== Task requirements ==
Report each line of the data that contains the string "color".

(Element data from apps and pages)
******************************
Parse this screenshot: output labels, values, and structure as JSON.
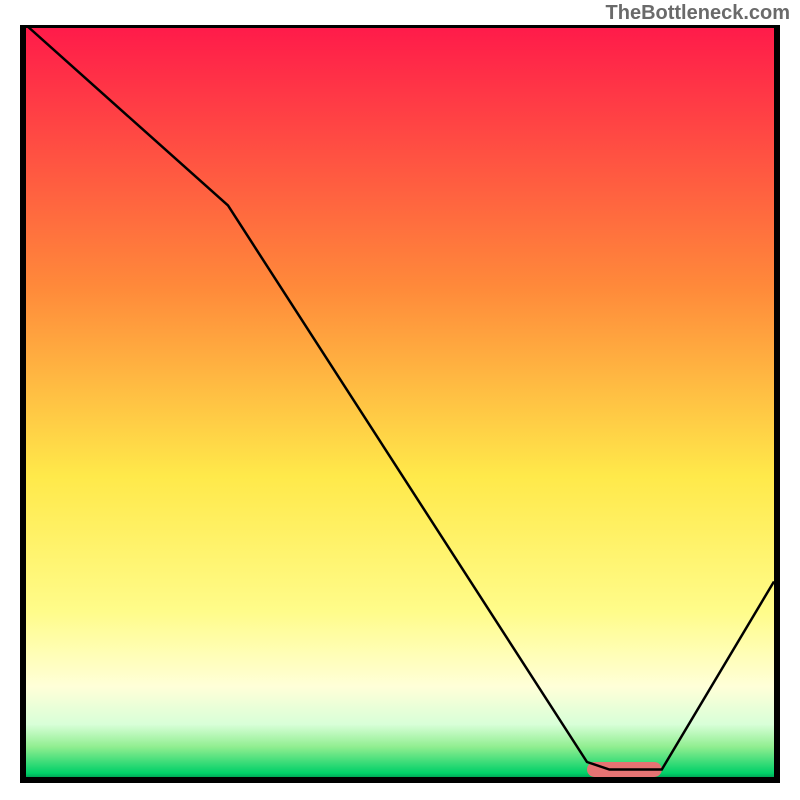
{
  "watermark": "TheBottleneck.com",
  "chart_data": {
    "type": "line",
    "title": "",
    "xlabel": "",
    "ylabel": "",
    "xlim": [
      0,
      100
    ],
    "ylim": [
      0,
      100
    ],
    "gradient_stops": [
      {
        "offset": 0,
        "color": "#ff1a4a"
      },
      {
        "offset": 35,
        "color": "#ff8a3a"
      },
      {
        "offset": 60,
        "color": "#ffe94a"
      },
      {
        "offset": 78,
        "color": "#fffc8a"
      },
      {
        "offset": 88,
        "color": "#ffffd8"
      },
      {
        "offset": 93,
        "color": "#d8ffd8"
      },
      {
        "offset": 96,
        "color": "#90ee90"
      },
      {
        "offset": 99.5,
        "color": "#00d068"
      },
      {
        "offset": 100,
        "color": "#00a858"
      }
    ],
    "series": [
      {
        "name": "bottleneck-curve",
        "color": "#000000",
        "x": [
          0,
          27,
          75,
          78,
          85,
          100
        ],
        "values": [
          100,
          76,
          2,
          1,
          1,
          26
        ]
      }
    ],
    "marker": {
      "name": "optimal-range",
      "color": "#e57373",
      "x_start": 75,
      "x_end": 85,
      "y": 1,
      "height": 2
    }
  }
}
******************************
== Result of this exercise ==
        "color": "#ff1a4a"
        "color": "#ff8a3a"
        "color": "#ffe94a"
        "color": "#fffc8a"
        "color": "#ffffd8"
        "color": "#d8ffd8"
        "color": "#90ee90"
        "color": "#00d068"
        "color": "#00a858"
        "color": "#000000",
      "color": "#e57373",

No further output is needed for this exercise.